ill Blain is a published author on financial markets, contributor and editor of the Morning Porridge. He is a well-known market commentor, and a practicing investment banker in the alternative private debt and equity sector. His day job combines his role as Strategist for Shard Capital, the leading investment management firm, and heading the firm’s Alternatives Group – financing Private debt and equity deals, and direct lending transactions. His clients include sovereign wealth funds, hedge funds, insurance and pension managers, credit funds and family offices.

Bonds Tell Truth, but the Market is Broken

The great Autumnal Bond Funding Season is upon us, but the looming taper of Central Bank Asset Purchase Schemes could well expose just how broken and dysfunctional bond markets have become. Markets always over-react to stress and panics, but when markets struggle with price discovery and liquidity the coming sell off could be magnified, which means a great buying opportunity in bonds may be coming!

ESG – Time for a Complete Rethink

ESG is a marvellous concept appallingly executed. To understand how it’s gone wrong I recommend Tariq Fancy’s rant about his time as Sustainability CIO at Blackrock. To figure out how we actually deliver climate-change mitigation, social amelioration and better corporate governance, and avoid these lofty concepts being hijacked and suborned by business and finance interests, we need to replace the carrot of ESG with the stick of Carbon Taxes and Corporate Legislation. Time to get real and dispense with ESG claptrap.

Inflation, Covid, Central Banks and Politics – about half the things to really worry about…

As markets shake off their summer slumbers, what should we be worrying about? Lots..! From real vs transitory inflation arguments, the long-term economic consequences of Covid, the future for Central Banking unable to unravel its Gordian knot of monetary experimentation, and the prospects for rising political instability in the US and Europe.

Even as China’s markets wobble, they will view The Afghan Skedaddle as an opportunity to pressure the US.  

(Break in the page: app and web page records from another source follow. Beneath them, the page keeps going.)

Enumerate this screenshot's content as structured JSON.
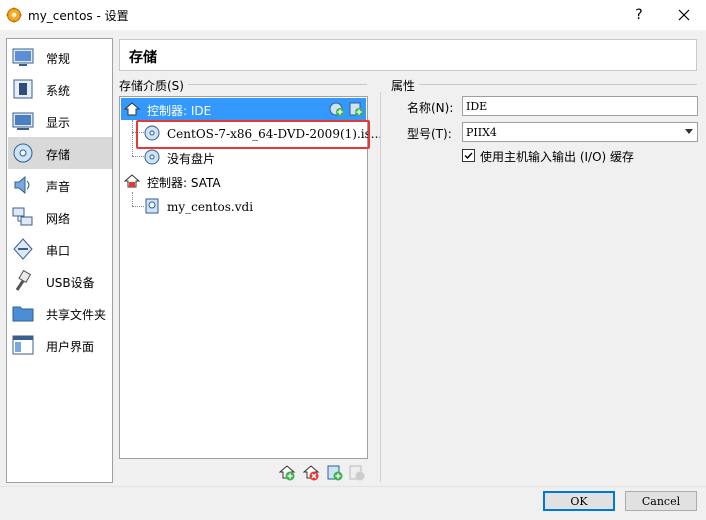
{
  "window": {
    "title": "my_centos - 设置",
    "help": "?",
    "colors": {
      "accent": "#3399ff",
      "highlight": "#e53935"
    }
  },
  "sidebar": {
    "items": [
      {
        "label": "常规",
        "icon": "general-icon"
      },
      {
        "label": "系统",
        "icon": "system-icon"
      },
      {
        "label": "显示",
        "icon": "display-icon"
      },
      {
        "label": "存储",
        "icon": "storage-icon",
        "selected": true
      },
      {
        "label": "声音",
        "icon": "audio-icon"
      },
      {
        "label": "网络",
        "icon": "network-icon"
      },
      {
        "label": "串口",
        "icon": "serial-port-icon"
      },
      {
        "label": "USB设备",
        "icon": "usb-icon"
      },
      {
        "label": "共享文件夹",
        "icon": "shared-folder-icon"
      },
      {
        "label": "用户界面",
        "icon": "user-interface-icon"
      }
    ]
  },
  "header": {
    "title": "存储"
  },
  "storage": {
    "group_label": "存储介质(S)",
    "controllers": [
      {
        "label": "控制器: IDE",
        "devices": [
          {
            "label": "CentOS-7-x86_64-DVD-2009(1).is...",
            "icon": "optical-disc-icon"
          },
          {
            "label": "没有盘片",
            "icon": "optical-disc-icon"
          }
        ]
      },
      {
        "label": "控制器: SATA",
        "devices": [
          {
            "label": "my_centos.vdi",
            "icon": "hard-disk-icon"
          }
        ]
      }
    ]
  },
  "properties": {
    "group_label": "属性",
    "name_label": "名称(N):",
    "name_value": "IDE",
    "type_label": "型号(T):",
    "type_value": "PIIX4",
    "io_cache_label": "使用主机输入输出 (I/O) 缓存",
    "io_cache_checked": true
  },
  "buttons": {
    "ok": "OK",
    "cancel": "Cancel"
  }
}
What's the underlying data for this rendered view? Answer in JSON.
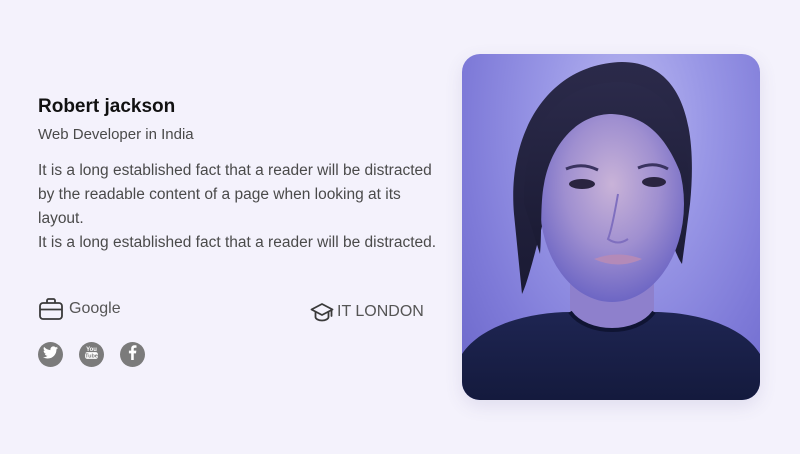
{
  "profile": {
    "name": "Robert jackson",
    "role": "Web Developer in India",
    "bio": [
      "It is a long established fact that a reader will be distracted by the readable content of a page when looking at its layout.",
      "It is a long established fact that a reader will be distracted."
    ],
    "company": "Google",
    "school": "IT LONDON"
  },
  "socials": [
    "twitter-icon",
    "youtube-icon",
    "facebook-icon"
  ],
  "colors": {
    "background": "#f4f2fc",
    "social_icon_bg": "#7b7b7b",
    "photo_bg": "#9997e6"
  }
}
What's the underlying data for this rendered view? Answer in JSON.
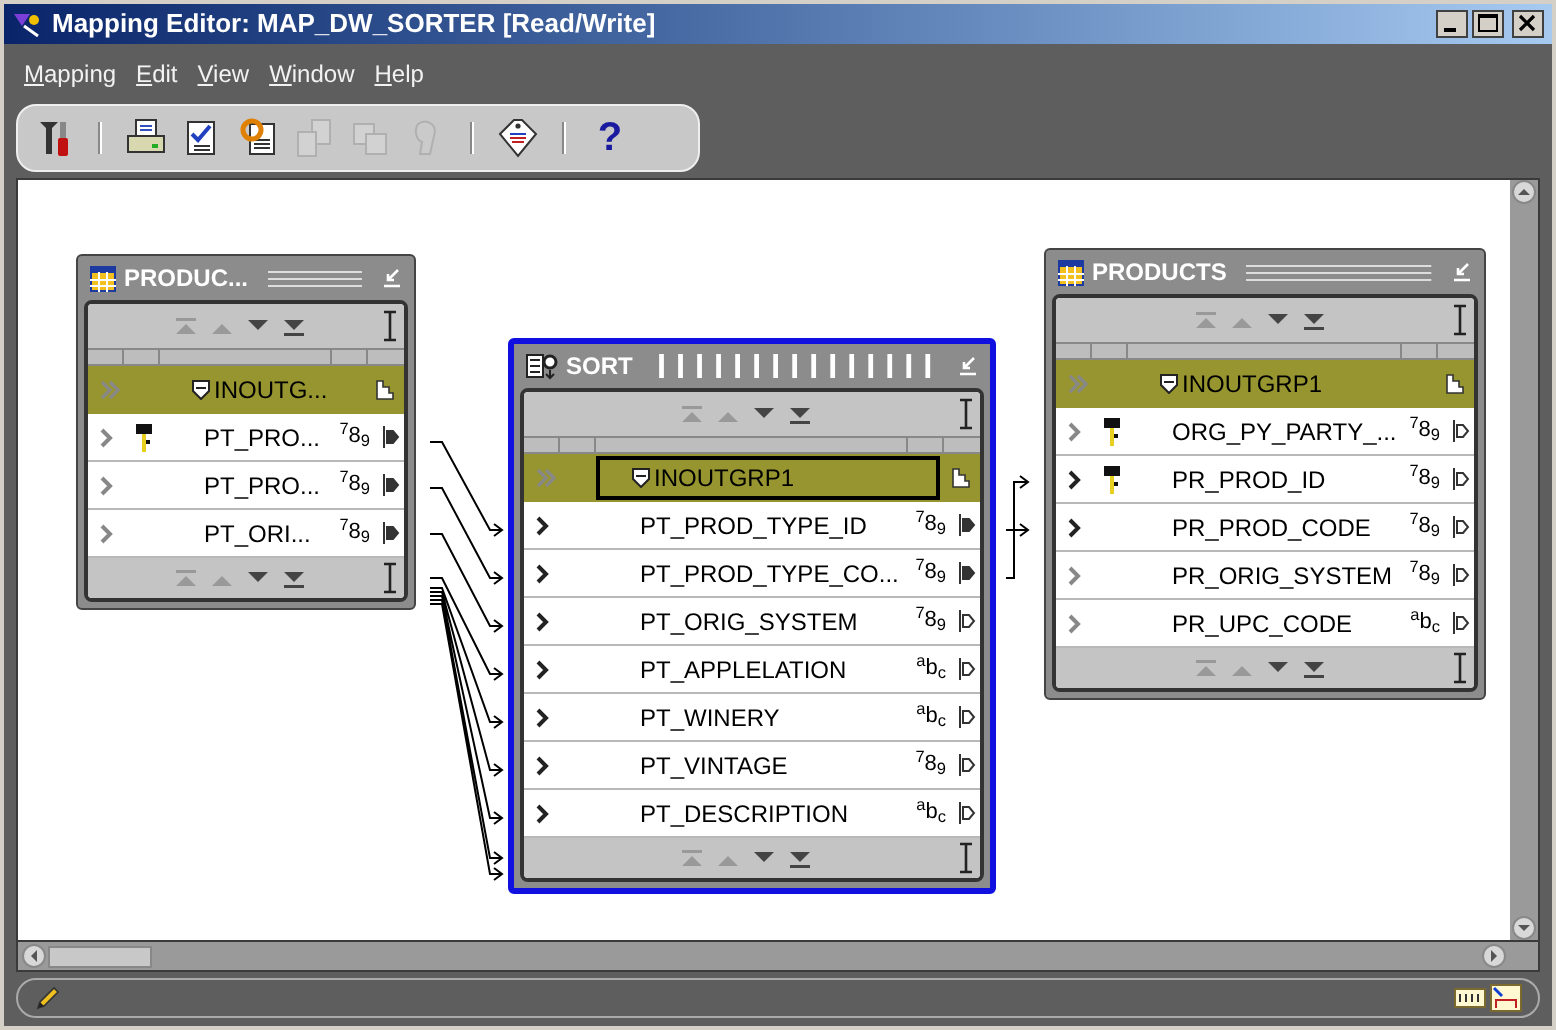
{
  "window": {
    "title": "Mapping Editor: MAP_DW_SORTER [Read/Write]"
  },
  "menu": [
    "Mapping",
    "Edit",
    "View",
    "Window",
    "Help"
  ],
  "toolbar": [
    {
      "kind": "tools",
      "disabled": false
    },
    {
      "kind": "separator"
    },
    {
      "kind": "print",
      "disabled": false
    },
    {
      "kind": "validate",
      "disabled": false
    },
    {
      "kind": "generate",
      "disabled": false
    },
    {
      "kind": "deploy",
      "disabled": true
    },
    {
      "kind": "copy",
      "disabled": true
    },
    {
      "kind": "hand",
      "disabled": true
    },
    {
      "kind": "separator"
    },
    {
      "kind": "tag",
      "disabled": false
    },
    {
      "kind": "separator"
    },
    {
      "kind": "help",
      "label": "?",
      "disabled": false
    }
  ],
  "operators": [
    {
      "kind": "table",
      "title": "PRODUC...",
      "selected": false,
      "group": {
        "name": "INOUTG...",
        "selected": false
      },
      "attributes": [
        {
          "name": "PT_PRO...",
          "key": true,
          "type_label": "$^{7}$8$_{9}$",
          "in_mapped": false,
          "out_mapped": true
        },
        {
          "name": "PT_PRO...",
          "key": false,
          "type_label": "$^{7}$8$_{9}$",
          "in_mapped": false,
          "out_mapped": true
        },
        {
          "name": "PT_ORI...",
          "key": false,
          "type_label": "$^{7}$8$_{9}$",
          "in_mapped": false,
          "out_mapped": true
        }
      ]
    },
    {
      "kind": "sort",
      "title": "SORT",
      "selected": true,
      "group": {
        "name": "INOUTGRP1",
        "selected": true
      },
      "attributes": [
        {
          "name": "PT_PROD_TYPE_ID",
          "key": false,
          "type_label": "$^{7}$8$_{9}$",
          "in_mapped": true,
          "out_mapped": true
        },
        {
          "name": "PT_PROD_TYPE_CO...",
          "key": false,
          "type_label": "$^{7}$8$_{9}$",
          "in_mapped": true,
          "out_mapped": true
        },
        {
          "name": "PT_ORIG_SYSTEM",
          "key": false,
          "type_label": "$^{7}$8$_{9}$",
          "in_mapped": true,
          "out_mapped": false
        },
        {
          "name": "PT_APPLELATION",
          "key": false,
          "type_label": "$^{a}$b$_{c}$",
          "in_mapped": true,
          "out_mapped": false
        },
        {
          "name": "PT_WINERY",
          "key": false,
          "type_label": "$^{a}$b$_{c}$",
          "in_mapped": true,
          "out_mapped": false
        },
        {
          "name": "PT_VINTAGE",
          "key": false,
          "type_label": "$^{7}$8$_{9}$",
          "in_mapped": true,
          "out_mapped": false
        },
        {
          "name": "PT_DESCRIPTION",
          "key": false,
          "type_label": "$^{a}$b$_{c}$",
          "in_mapped": true,
          "out_mapped": false
        }
      ]
    },
    {
      "kind": "table",
      "title": "PRODUCTS",
      "selected": false,
      "group": {
        "name": "INOUTGRP1",
        "selected": false
      },
      "attributes": [
        {
          "name": "ORG_PY_PARTY_...",
          "key": true,
          "type_label": "$^{7}$8$_{9}$",
          "in_mapped": false,
          "out_mapped": false
        },
        {
          "name": "PR_PROD_ID",
          "key": true,
          "type_label": "$^{7}$8$_{9}$",
          "in_mapped": true,
          "out_mapped": false
        },
        {
          "name": "PR_PROD_CODE",
          "key": false,
          "type_label": "$^{7}$8$_{9}$",
          "in_mapped": true,
          "out_mapped": false
        },
        {
          "name": "PR_ORIG_SYSTEM",
          "key": false,
          "type_label": "$^{7}$8$_{9}$",
          "in_mapped": false,
          "out_mapped": false
        },
        {
          "name": "PR_UPC_CODE",
          "key": false,
          "type_label": "$^{a}$b$_{c}$",
          "in_mapped": false,
          "out_mapped": false
        }
      ]
    }
  ]
}
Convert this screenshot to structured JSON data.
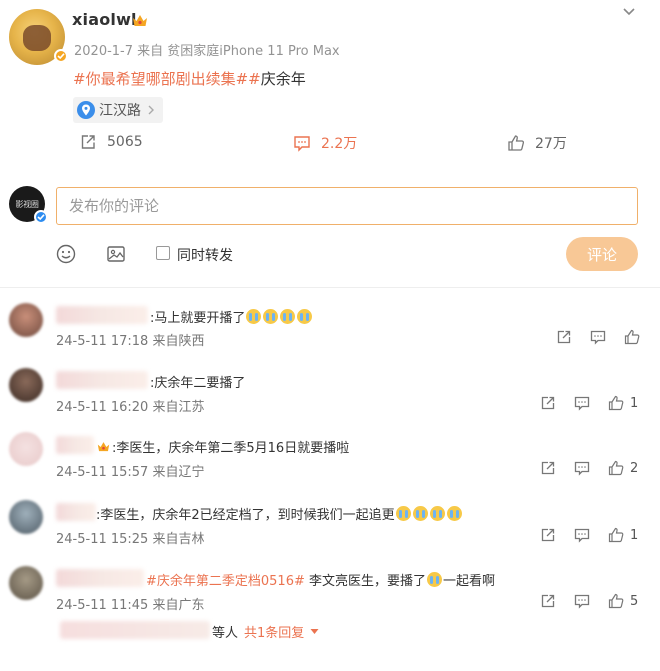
{
  "post": {
    "username": "xiaolwl",
    "date": "2020-1-7",
    "source": "来自 贫困家庭iPhone 11 Pro Max",
    "topic1": "#你最希望哪部剧出续集#",
    "topic2_text": "庆余年",
    "location": "江汉路",
    "reposts": "5065",
    "comments": "2.2万",
    "likes": "27万"
  },
  "composer": {
    "placeholder": "发布你的评论",
    "forward_label": "同时转发",
    "submit_label": "评论"
  },
  "comments": [
    {
      "text": ":马上就要开播了",
      "meta": "24-5-11 17:18 来自陕西",
      "likes": ""
    },
    {
      "text": ":庆余年二要播了",
      "meta": "24-5-11 16:20 来自江苏",
      "likes": "1"
    },
    {
      "text": ":李医生，庆余年第二季5月16日就要播啦",
      "meta": "24-5-11 15:57 来自辽宁",
      "likes": "2"
    },
    {
      "text": ":李医生，庆余年2已经定档了，到时候我们一起追更",
      "meta": "24-5-11 15:25 来自吉林",
      "likes": "1"
    },
    {
      "topic": "#庆余年第二季定档0516#",
      "text_before": " 李文亮医生，要播了",
      "text_after": "一起看啊",
      "meta": "24-5-11 11:45 来自广东",
      "likes": "5"
    }
  ],
  "reply": {
    "by_suffix": "等人",
    "link_label": "共1条回复"
  },
  "colors": {
    "accent": "#eb7350",
    "submit_bg": "#f8c896",
    "input_border": "#f0b06a",
    "verified": "#f5a623"
  }
}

China’s markets are under pressure from the widening Chinese Communist Party’s regulatory crackdown – which is likely as much about imposing party discipline and control as much as it was ever about consumer protection. But as investors fret about crashing China stocks, rising global uncertainty and the destabilisation caused by the Afghan debacle, the Chinese are likely to up the pressure and further test a distracted US administration. “Interesting times” lie ahead for global markets as the tension threatens to escalate.